The caricature shows a lookalike of Smer-SD party head Fico being told by a doctor that his back pain was non-existent as he was spineless, but the Bratislava IV District Court rejected his claim in July 2010. Fico was demanding EUR 33,000 in damages from the newspaper because of the caricature.
Fico appealed against the decision, but the daily has announced that the Bratislava Regional Court reaffirmed the earlier ruling of the District Court, by which Judge Silvia Walterova determined that the comment by the caricaturist concerned the prime minister as a public official and not Fico as a private individual. She justified her ruling by saying public figures had to be prepared to withstand a greater level of criticism than ordinary citizens.
Another of Shooty’s drawings is being sued by head of the SNS nationalist party Jan Slota, as it shows the party logo with a magpie instead of an eagle. Previously in Slovakia courts were more generous in their deliberations, with various high-ranking officials raking in money from the press thanks to a curious Press Act, which has since been amended.

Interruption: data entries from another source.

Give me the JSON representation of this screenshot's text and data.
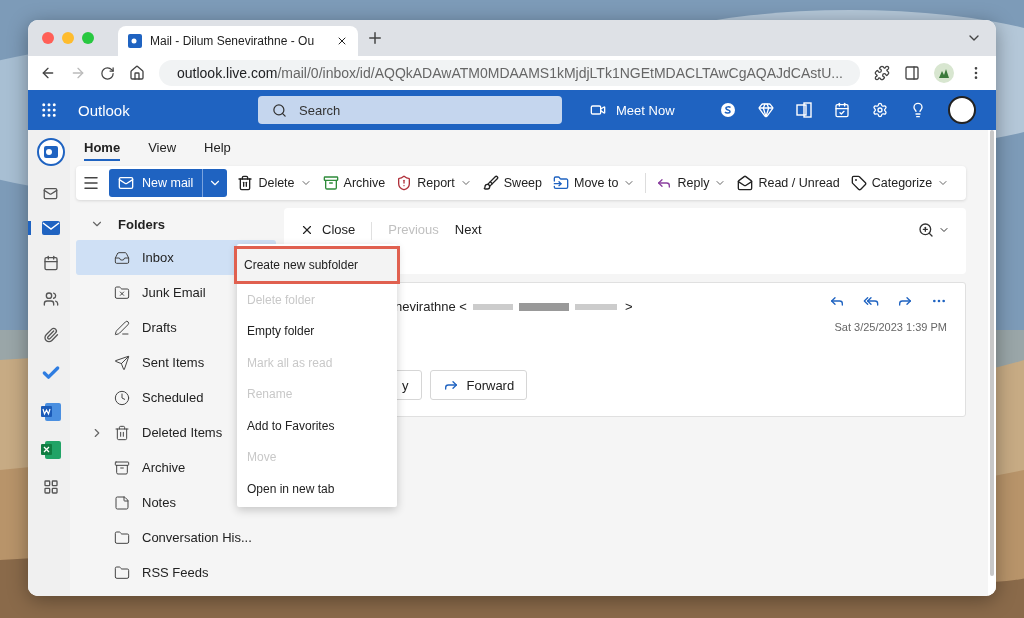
{
  "browser": {
    "tab_title": "Mail - Dilum Senevirathne - Ou",
    "url_host": "outlook.live.com",
    "url_path": "/mail/0/inbox/id/AQQkADAwATM0MDAAMS1kMjdjLTk1NGEtMDACLTAwCgAQAJdCAstU..."
  },
  "app": {
    "name": "Outlook",
    "search_placeholder": "Search",
    "meet_now": "Meet Now"
  },
  "rail": [
    {
      "kind": "outlook",
      "selected": false
    },
    {
      "kind": "mail-small",
      "selected": false
    },
    {
      "kind": "mail",
      "selected": true
    },
    {
      "kind": "calendar",
      "selected": false
    },
    {
      "kind": "people",
      "selected": false
    },
    {
      "kind": "attach",
      "selected": false
    },
    {
      "kind": "todo",
      "selected": false
    },
    {
      "kind": "word",
      "selected": false
    },
    {
      "kind": "excel",
      "selected": false
    },
    {
      "kind": "apps",
      "selected": false
    }
  ],
  "ribbon_tabs": [
    {
      "label": "Home",
      "selected": true
    },
    {
      "label": "View",
      "selected": false
    },
    {
      "label": "Help",
      "selected": false
    }
  ],
  "new_mail": "New mail",
  "toolbar": [
    {
      "kind": "delete",
      "label": "Delete",
      "dropdown": true
    },
    {
      "kind": "archive",
      "label": "Archive",
      "dropdown": false
    },
    {
      "kind": "report",
      "label": "Report",
      "dropdown": true
    },
    {
      "kind": "sweep",
      "label": "Sweep",
      "dropdown": false
    },
    {
      "kind": "move",
      "label": "Move to",
      "dropdown": true
    },
    {
      "kind": "reply",
      "label": "Reply",
      "dropdown": true
    },
    {
      "kind": "read",
      "label": "Read / Unread",
      "dropdown": false
    },
    {
      "kind": "categorize",
      "label": "Categorize",
      "dropdown": true
    }
  ],
  "folders": {
    "title": "Folders",
    "expanded": true,
    "items": [
      {
        "kind": "inbox",
        "label": "Inbox",
        "selected": true,
        "collapsed_children": false
      },
      {
        "kind": "junk",
        "label": "Junk Email",
        "selected": false,
        "collapsed_children": false
      },
      {
        "kind": "drafts",
        "label": "Drafts",
        "selected": false,
        "collapsed_children": false
      },
      {
        "kind": "sent",
        "label": "Sent Items",
        "selected": false,
        "collapsed_children": false
      },
      {
        "kind": "scheduled",
        "label": "Scheduled",
        "selected": false,
        "collapsed_children": false
      },
      {
        "kind": "deleted",
        "label": "Deleted Items",
        "selected": false,
        "collapsed_children": true
      },
      {
        "kind": "archive",
        "label": "Archive",
        "selected": false,
        "collapsed_children": false
      },
      {
        "kind": "notes",
        "label": "Notes",
        "selected": false,
        "collapsed_children": false
      },
      {
        "kind": "folder",
        "label": "Conversation His...",
        "selected": false,
        "collapsed_children": false
      },
      {
        "kind": "folder",
        "label": "RSS Feeds",
        "selected": false,
        "collapsed_children": false
      }
    ]
  },
  "reading_pane": {
    "close": "Close",
    "previous": "Previous",
    "previous_disabled": true,
    "next": "Next",
    "sender_start": "nevirathne <",
    "sender_end": ">",
    "date": "Sat 3/25/2023 1:39 PM",
    "reply_fragment": "y",
    "forward": "Forward"
  },
  "context_menu": [
    {
      "label": "Create new subfolder",
      "disabled": false,
      "highlighted": true
    },
    {
      "label": "Delete folder",
      "disabled": true,
      "highlighted": false
    },
    {
      "label": "Empty folder",
      "disabled": false,
      "highlighted": false
    },
    {
      "label": "Mark all as read",
      "disabled": true,
      "highlighted": false
    },
    {
      "label": "Rename",
      "disabled": true,
      "highlighted": false
    },
    {
      "label": "Add to Favorites",
      "disabled": false,
      "highlighted": false
    },
    {
      "label": "Move",
      "disabled": true,
      "highlighted": false
    },
    {
      "label": "Open in new tab",
      "disabled": false,
      "highlighted": false
    }
  ]
}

Probably the biggest recipient of press lawsuit revenues is head of the Supreme Court, Stefan Harabin, who has successfully sued the press several times through the judicial system he oversees. Harabin received EUR 100,000 for a caricature from daily Pravda back in 2006, and with other lawsuits he has claimed an estimated EUR 181,000 over the space of three years.